Records provided
= Beginning of Section =

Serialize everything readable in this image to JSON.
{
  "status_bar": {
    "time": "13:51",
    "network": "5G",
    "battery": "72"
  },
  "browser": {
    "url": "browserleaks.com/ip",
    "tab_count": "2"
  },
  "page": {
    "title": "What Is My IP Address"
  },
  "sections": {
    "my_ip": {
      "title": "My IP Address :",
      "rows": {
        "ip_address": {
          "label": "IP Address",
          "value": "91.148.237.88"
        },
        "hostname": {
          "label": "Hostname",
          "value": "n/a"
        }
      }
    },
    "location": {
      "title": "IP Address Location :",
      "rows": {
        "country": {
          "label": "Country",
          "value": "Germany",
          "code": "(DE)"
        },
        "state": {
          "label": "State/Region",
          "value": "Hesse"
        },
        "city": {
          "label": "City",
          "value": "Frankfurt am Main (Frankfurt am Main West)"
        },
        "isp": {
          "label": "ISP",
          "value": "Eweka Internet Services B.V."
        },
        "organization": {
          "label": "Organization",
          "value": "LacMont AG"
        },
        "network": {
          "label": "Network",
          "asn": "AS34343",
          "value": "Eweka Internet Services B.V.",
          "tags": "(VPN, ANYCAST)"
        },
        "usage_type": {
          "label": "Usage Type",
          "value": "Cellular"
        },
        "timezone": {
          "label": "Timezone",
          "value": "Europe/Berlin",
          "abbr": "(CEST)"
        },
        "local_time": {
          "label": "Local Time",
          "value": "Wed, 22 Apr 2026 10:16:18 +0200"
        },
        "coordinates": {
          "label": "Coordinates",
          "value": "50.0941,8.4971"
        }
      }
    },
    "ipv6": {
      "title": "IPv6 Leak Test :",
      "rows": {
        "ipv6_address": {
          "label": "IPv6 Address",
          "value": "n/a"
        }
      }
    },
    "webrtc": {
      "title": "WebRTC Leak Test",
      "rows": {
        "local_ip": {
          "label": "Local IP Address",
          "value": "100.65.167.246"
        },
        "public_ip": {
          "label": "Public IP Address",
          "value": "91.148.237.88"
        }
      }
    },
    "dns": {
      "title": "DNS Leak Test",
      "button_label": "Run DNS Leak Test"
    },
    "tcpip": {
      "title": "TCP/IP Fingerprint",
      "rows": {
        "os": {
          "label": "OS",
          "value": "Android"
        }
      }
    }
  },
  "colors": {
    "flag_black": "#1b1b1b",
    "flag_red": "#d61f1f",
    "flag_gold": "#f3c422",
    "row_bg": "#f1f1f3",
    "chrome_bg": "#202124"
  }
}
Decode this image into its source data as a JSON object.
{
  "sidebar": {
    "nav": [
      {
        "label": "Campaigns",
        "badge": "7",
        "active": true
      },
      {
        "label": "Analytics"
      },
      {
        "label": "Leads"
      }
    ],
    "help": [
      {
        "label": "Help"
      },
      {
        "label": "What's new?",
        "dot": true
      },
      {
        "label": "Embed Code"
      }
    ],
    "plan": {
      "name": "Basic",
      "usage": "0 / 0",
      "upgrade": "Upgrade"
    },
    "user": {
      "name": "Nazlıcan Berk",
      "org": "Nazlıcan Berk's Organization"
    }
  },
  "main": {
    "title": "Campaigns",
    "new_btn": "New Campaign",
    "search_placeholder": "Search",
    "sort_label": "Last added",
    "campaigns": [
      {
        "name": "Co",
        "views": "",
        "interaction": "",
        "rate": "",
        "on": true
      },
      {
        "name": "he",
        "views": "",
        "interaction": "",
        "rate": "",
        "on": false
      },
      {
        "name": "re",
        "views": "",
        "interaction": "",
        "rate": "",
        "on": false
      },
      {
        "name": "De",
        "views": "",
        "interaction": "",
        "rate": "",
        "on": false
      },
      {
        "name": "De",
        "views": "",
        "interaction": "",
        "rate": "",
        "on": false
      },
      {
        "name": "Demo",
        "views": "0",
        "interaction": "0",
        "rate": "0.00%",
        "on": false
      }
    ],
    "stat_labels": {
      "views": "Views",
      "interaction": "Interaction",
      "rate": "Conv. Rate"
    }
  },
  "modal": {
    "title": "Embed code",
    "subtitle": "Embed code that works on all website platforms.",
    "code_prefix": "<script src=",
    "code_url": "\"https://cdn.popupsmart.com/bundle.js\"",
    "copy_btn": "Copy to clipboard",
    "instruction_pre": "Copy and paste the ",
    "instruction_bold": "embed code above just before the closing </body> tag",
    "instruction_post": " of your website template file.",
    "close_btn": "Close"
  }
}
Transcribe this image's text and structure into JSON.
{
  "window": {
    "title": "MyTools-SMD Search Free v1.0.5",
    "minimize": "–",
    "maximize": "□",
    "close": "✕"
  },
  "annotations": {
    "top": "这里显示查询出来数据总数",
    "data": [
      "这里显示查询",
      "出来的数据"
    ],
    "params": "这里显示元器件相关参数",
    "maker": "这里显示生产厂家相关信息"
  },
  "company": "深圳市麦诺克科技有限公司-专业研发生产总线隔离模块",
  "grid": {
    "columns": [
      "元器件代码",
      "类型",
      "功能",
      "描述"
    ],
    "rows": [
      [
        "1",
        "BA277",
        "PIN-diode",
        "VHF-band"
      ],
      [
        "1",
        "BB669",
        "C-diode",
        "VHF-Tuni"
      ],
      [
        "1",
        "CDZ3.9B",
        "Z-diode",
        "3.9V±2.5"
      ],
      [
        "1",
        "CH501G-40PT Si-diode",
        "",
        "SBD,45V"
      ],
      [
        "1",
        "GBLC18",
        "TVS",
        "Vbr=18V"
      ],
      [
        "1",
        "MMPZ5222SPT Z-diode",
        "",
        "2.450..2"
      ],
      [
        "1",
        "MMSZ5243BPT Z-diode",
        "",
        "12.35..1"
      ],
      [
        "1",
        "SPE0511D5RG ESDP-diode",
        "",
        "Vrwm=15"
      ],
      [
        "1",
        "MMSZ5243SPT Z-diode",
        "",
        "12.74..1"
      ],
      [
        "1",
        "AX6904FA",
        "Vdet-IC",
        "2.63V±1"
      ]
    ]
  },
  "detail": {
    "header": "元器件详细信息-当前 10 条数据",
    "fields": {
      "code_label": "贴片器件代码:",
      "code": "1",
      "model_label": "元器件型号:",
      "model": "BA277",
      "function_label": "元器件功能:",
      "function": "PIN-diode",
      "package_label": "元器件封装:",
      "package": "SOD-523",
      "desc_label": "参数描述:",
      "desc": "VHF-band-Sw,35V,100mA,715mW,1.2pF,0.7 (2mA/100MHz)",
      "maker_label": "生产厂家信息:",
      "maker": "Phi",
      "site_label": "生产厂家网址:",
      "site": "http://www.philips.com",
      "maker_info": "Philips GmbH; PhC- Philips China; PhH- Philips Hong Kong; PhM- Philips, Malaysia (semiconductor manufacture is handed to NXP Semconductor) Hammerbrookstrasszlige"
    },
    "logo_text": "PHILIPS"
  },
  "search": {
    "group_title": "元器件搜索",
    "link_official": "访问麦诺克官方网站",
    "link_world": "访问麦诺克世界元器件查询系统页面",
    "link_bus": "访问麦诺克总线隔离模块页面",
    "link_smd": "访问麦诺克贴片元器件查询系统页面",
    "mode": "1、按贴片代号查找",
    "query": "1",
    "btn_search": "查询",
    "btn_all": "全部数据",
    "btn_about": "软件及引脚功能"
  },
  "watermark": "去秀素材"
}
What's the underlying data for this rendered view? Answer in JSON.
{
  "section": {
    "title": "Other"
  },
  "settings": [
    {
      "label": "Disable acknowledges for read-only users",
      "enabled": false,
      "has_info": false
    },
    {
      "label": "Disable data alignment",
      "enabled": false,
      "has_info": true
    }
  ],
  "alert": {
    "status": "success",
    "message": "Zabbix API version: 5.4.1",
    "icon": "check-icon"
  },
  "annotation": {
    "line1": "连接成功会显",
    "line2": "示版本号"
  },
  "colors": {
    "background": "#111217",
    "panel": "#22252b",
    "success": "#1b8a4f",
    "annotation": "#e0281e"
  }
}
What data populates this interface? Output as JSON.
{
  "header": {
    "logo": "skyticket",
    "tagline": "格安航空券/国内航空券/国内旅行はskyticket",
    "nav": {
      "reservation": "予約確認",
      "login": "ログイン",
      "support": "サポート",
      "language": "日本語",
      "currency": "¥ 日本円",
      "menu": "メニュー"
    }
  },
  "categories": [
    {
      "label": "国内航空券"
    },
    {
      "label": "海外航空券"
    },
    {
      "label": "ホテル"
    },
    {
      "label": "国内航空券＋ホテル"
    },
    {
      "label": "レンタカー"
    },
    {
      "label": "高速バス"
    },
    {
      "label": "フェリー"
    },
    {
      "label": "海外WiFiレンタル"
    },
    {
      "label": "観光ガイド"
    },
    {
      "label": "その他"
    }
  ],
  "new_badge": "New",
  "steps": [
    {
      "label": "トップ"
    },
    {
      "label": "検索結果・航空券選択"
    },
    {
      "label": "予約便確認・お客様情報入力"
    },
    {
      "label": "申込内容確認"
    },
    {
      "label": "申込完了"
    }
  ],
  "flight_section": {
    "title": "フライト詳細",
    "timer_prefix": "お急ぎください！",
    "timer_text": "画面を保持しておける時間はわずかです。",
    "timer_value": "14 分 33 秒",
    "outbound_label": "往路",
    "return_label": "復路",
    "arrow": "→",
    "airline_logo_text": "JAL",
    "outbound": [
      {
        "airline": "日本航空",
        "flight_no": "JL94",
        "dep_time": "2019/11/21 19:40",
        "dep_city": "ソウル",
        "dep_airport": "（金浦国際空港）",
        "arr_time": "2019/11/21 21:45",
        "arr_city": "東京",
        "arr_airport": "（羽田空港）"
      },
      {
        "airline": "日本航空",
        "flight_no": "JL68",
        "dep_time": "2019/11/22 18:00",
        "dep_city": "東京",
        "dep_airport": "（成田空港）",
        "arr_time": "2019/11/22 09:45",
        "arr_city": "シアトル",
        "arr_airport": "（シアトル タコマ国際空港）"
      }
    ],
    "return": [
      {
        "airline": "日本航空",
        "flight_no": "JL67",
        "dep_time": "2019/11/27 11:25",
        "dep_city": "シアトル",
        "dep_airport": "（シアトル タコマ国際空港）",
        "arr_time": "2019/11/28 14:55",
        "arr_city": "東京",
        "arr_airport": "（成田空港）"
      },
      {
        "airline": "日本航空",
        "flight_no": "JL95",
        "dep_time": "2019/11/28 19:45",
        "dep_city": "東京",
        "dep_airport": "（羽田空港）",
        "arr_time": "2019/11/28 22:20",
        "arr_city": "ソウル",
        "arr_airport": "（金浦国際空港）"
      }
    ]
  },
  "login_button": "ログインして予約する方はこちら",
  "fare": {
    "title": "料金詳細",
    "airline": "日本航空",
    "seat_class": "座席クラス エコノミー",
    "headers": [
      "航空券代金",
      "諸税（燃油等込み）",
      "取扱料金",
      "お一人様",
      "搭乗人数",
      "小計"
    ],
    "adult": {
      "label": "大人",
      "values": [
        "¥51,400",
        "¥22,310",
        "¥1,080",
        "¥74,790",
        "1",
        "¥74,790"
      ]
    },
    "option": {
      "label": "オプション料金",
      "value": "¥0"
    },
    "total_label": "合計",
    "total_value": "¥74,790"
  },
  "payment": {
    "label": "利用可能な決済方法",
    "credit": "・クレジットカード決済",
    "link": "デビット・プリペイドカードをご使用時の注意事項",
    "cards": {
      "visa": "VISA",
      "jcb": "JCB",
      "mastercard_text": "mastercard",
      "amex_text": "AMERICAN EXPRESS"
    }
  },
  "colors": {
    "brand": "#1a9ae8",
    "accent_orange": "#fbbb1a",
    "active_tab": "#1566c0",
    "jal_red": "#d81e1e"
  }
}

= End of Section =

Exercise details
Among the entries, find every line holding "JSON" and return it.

Exercise response
Serialize everything readable in this image to JSON.
Decode this image into its source data as a JSON object.
Transcribe this image's text and structure into JSON.
What's the underlying data for this rendered view? Answer in JSON.
What data populates this interface? Output as JSON.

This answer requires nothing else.